**Problem to solve:** Which lines of the entries below contain the string "orders"? Copy each one.

== Dataset

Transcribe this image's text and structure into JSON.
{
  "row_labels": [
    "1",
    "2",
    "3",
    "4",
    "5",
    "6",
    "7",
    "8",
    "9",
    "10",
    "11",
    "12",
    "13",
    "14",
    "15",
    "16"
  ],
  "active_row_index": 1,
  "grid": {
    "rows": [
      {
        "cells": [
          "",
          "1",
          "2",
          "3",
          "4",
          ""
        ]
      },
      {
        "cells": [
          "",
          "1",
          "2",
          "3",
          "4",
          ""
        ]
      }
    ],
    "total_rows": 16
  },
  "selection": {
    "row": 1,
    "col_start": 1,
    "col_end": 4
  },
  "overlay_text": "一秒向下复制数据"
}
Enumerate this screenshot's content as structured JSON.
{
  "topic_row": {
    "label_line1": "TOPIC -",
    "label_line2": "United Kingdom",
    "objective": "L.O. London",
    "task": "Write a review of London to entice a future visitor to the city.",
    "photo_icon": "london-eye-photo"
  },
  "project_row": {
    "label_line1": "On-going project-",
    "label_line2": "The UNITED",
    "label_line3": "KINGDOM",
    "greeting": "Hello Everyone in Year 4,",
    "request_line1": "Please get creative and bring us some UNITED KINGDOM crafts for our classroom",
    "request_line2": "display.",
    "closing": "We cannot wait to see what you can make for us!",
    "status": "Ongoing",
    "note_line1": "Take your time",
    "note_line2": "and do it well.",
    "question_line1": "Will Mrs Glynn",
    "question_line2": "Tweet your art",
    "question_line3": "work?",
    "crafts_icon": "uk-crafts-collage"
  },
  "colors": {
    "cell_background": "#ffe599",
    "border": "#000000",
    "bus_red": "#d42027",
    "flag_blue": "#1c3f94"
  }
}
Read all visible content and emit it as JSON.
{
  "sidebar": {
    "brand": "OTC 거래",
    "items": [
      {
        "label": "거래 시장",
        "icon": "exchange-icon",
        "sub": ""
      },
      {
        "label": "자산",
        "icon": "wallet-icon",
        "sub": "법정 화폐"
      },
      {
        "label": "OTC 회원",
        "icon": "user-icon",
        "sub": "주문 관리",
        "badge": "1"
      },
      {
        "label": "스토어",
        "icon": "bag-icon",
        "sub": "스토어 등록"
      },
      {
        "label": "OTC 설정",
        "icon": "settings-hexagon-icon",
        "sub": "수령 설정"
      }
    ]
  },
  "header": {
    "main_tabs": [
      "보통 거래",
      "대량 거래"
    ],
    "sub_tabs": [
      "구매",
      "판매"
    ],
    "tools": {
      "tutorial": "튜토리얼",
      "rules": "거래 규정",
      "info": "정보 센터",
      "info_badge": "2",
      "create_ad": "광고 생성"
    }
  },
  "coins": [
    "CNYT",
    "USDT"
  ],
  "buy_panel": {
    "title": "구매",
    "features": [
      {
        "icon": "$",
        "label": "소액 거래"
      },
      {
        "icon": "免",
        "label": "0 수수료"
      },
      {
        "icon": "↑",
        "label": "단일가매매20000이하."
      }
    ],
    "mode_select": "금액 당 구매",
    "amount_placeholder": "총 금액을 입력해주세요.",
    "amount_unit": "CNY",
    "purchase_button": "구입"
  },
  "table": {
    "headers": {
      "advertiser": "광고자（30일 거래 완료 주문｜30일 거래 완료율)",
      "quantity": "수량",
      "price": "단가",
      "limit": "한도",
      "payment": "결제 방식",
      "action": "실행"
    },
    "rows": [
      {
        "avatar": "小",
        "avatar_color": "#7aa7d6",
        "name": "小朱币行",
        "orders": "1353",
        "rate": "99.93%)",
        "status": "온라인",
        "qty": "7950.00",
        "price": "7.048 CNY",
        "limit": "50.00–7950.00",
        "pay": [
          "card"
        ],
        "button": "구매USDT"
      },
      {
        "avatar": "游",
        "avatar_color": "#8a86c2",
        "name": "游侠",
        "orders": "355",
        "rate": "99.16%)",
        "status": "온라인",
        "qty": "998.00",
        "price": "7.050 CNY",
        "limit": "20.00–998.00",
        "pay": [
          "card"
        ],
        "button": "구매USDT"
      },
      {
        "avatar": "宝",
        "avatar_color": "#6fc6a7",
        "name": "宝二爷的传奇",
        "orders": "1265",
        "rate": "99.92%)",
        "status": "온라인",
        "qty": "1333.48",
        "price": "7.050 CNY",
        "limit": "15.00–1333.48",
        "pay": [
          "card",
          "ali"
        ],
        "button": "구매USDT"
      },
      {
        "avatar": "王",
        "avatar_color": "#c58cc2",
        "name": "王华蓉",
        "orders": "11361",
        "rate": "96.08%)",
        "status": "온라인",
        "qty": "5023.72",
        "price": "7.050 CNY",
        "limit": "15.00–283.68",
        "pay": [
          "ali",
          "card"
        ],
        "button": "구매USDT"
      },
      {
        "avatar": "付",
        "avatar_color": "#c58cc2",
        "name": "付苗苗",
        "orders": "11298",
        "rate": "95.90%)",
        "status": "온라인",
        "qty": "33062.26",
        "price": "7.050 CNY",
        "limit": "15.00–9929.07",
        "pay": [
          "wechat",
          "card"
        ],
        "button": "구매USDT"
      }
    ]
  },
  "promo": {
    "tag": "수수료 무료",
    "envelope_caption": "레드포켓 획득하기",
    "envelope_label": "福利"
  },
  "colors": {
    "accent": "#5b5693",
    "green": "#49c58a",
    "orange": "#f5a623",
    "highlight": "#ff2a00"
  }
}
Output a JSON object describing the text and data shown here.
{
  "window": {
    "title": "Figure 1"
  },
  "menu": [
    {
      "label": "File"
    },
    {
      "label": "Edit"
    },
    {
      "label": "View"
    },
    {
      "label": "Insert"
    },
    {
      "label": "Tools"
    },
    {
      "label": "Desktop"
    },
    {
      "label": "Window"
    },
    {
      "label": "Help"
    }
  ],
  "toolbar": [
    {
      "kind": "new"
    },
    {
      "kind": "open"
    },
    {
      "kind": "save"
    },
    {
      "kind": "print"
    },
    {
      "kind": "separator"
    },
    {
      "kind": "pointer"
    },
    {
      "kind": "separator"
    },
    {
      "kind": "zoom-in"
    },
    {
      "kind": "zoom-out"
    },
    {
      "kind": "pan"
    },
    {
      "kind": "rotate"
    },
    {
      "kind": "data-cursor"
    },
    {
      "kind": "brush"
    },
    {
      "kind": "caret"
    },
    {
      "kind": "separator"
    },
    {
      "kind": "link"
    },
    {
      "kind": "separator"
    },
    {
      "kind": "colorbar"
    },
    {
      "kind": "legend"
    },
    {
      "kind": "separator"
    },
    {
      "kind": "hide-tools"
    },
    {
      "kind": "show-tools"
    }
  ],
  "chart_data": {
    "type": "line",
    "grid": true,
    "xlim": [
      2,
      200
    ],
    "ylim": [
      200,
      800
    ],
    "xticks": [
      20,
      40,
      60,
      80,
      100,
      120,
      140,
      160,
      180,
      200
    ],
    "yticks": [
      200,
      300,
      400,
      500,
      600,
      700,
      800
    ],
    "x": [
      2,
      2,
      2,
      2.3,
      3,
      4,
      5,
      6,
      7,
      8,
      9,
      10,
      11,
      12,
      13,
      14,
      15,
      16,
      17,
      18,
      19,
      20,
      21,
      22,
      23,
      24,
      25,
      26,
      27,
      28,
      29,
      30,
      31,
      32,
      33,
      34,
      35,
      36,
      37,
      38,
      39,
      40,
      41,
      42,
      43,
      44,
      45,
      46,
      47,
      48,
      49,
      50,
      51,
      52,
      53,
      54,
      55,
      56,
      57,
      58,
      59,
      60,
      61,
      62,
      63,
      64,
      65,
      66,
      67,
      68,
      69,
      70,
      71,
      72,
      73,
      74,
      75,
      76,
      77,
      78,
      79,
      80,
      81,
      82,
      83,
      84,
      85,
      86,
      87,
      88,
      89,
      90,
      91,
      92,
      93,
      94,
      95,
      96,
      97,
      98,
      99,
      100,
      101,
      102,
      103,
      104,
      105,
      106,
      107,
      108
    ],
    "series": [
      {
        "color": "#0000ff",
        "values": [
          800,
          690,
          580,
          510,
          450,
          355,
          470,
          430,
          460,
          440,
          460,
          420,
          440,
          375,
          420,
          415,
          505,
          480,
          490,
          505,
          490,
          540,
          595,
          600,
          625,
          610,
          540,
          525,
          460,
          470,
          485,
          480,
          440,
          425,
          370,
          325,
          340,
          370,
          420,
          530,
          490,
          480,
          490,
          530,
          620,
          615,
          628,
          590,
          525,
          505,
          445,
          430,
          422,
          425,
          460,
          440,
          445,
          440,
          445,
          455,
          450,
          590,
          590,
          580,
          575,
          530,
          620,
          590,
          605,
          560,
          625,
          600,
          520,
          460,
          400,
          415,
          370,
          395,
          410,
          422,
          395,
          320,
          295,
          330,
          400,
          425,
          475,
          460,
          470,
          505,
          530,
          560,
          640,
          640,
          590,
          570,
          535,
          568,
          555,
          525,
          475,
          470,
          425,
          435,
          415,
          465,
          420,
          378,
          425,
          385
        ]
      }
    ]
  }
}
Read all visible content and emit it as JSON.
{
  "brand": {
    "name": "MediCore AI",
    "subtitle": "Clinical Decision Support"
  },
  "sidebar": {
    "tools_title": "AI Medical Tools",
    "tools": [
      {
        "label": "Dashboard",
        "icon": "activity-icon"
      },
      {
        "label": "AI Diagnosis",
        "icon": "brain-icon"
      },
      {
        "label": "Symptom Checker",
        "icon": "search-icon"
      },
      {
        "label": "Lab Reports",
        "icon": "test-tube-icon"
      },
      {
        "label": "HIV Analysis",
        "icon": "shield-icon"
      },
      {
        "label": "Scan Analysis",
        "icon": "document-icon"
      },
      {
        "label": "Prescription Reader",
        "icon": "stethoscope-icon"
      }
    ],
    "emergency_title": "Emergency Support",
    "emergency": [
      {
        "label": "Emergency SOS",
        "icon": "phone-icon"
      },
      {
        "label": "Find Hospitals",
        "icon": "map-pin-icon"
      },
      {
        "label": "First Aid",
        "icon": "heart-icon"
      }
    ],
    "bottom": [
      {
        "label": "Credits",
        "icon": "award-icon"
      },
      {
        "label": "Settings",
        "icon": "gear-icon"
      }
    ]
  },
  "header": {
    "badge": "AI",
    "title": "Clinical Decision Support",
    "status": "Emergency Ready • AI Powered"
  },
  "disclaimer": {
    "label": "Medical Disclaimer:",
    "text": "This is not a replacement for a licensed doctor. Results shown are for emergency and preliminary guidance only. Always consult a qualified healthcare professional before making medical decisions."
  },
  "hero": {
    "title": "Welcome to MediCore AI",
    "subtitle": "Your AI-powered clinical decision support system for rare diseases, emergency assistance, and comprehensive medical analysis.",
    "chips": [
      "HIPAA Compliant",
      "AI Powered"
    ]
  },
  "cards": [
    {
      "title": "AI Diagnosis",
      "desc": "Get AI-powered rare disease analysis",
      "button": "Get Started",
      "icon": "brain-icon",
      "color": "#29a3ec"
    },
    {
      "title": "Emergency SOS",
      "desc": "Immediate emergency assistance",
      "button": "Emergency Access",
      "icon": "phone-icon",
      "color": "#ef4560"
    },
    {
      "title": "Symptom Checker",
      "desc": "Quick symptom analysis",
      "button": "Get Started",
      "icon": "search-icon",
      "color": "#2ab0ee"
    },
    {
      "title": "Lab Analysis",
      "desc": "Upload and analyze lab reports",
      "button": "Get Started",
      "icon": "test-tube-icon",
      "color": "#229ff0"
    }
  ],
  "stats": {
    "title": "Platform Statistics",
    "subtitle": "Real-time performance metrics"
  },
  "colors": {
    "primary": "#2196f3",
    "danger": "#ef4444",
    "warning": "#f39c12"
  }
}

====

**Problem solution:**
        "orders": "1353",
        "orders": "355",
        "orders": "1265",
        "orders": "11361",
        "orders": "11298",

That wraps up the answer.